* _Supplied material_
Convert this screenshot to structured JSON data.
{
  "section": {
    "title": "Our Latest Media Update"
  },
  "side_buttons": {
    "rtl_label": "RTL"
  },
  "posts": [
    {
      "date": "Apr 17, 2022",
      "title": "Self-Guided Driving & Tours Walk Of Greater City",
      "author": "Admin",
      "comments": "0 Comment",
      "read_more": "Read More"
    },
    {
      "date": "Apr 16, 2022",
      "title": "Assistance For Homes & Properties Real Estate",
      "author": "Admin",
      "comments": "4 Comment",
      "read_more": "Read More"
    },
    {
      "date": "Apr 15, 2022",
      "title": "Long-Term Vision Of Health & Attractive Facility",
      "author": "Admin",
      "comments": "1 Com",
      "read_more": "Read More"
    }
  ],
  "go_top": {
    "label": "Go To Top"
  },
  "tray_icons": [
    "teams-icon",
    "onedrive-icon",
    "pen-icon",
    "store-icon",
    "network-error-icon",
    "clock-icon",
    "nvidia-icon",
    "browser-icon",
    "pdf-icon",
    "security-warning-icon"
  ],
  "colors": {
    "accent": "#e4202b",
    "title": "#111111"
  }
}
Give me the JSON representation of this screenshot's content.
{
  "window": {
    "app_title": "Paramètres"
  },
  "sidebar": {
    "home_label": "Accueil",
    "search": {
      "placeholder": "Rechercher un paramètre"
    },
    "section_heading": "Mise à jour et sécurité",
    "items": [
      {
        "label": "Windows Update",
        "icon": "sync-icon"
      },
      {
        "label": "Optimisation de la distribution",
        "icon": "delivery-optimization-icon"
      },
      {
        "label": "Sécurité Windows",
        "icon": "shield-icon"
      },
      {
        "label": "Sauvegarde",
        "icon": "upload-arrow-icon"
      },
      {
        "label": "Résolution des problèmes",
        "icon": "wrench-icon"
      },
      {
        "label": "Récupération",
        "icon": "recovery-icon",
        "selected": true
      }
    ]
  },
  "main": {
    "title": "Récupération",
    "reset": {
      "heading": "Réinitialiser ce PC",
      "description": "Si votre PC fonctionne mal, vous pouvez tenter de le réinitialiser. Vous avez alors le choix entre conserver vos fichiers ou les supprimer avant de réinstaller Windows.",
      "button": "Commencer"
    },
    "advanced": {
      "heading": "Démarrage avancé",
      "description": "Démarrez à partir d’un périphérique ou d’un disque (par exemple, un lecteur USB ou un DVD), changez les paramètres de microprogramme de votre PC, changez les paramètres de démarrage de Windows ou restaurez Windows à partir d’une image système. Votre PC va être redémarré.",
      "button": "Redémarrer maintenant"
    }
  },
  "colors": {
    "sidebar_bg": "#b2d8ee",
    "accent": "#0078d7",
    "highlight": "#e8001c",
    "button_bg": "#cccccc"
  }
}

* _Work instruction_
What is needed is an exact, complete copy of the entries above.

* _Task result_
Convert this screenshot to structured JSON data.
{
  "section": {
    "title": "Our Latest Media Update"
  },
  "side_buttons": {
    "rtl_label": "RTL"
  },
  "posts": [
    {
      "date": "Apr 17, 2022",
      "title": "Self-Guided Driving & Tours Walk Of Greater City",
      "author": "Admin",
      "comments": "0 Comment",
      "read_more": "Read More"
    },
    {
      "date": "Apr 16, 2022",
      "title": "Assistance For Homes & Properties Real Estate",
      "author": "Admin",
      "comments": "4 Comment",
      "read_more": "Read More"
    },
    {
      "date": "Apr 15, 2022",
      "title": "Long-Term Vision Of Health & Attractive Facility",
      "author": "Admin",
      "comments": "1 Com",
      "read_more": "Read More"
    }
  ],
  "go_top": {
    "label": "Go To Top"
  },
  "tray_icons": [
    "teams-icon",
    "onedrive-icon",
    "pen-icon",
    "store-icon",
    "network-error-icon",
    "clock-icon",
    "nvidia-icon",
    "browser-icon",
    "pdf-icon",
    "security-warning-icon"
  ],
  "colors": {
    "accent": "#e4202b",
    "title": "#111111"
  }
}
Give me the JSON representation of this screenshot's content.
{
  "window": {
    "app_title": "Paramètres"
  },
  "sidebar": {
    "home_label": "Accueil",
    "search": {
      "placeholder": "Rechercher un paramètre"
    },
    "section_heading": "Mise à jour et sécurité",
    "items": [
      {
        "label": "Windows Update",
        "icon": "sync-icon"
      },
      {
        "label": "Optimisation de la distribution",
        "icon": "delivery-optimization-icon"
      },
      {
        "label": "Sécurité Windows",
        "icon": "shield-icon"
      },
      {
        "label": "Sauvegarde",
        "icon": "upload-arrow-icon"
      },
      {
        "label": "Résolution des problèmes",
        "icon": "wrench-icon"
      },
      {
        "label": "Récupération",
        "icon": "recovery-icon",
        "selected": true
      }
    ]
  },
  "main": {
    "title": "Récupération",
    "reset": {
      "heading": "Réinitialiser ce PC",
      "description": "Si votre PC fonctionne mal, vous pouvez tenter de le réinitialiser. Vous avez alors le choix entre conserver vos fichiers ou les supprimer avant de réinstaller Windows.",
      "button": "Commencer"
    },
    "advanced": {
      "heading": "Démarrage avancé",
      "description": "Démarrez à partir d’un périphérique ou d’un disque (par exemple, un lecteur USB ou un DVD), changez les paramètres de microprogramme de votre PC, changez les paramètres de démarrage de Windows ou restaurez Windows à partir d’une image système. Votre PC va être redémarré.",
      "button": "Redémarrer maintenant"
    }
  },
  "colors": {
    "sidebar_bg": "#b2d8ee",
    "accent": "#0078d7",
    "highlight": "#e8001c",
    "button_bg": "#cccccc"
  }
}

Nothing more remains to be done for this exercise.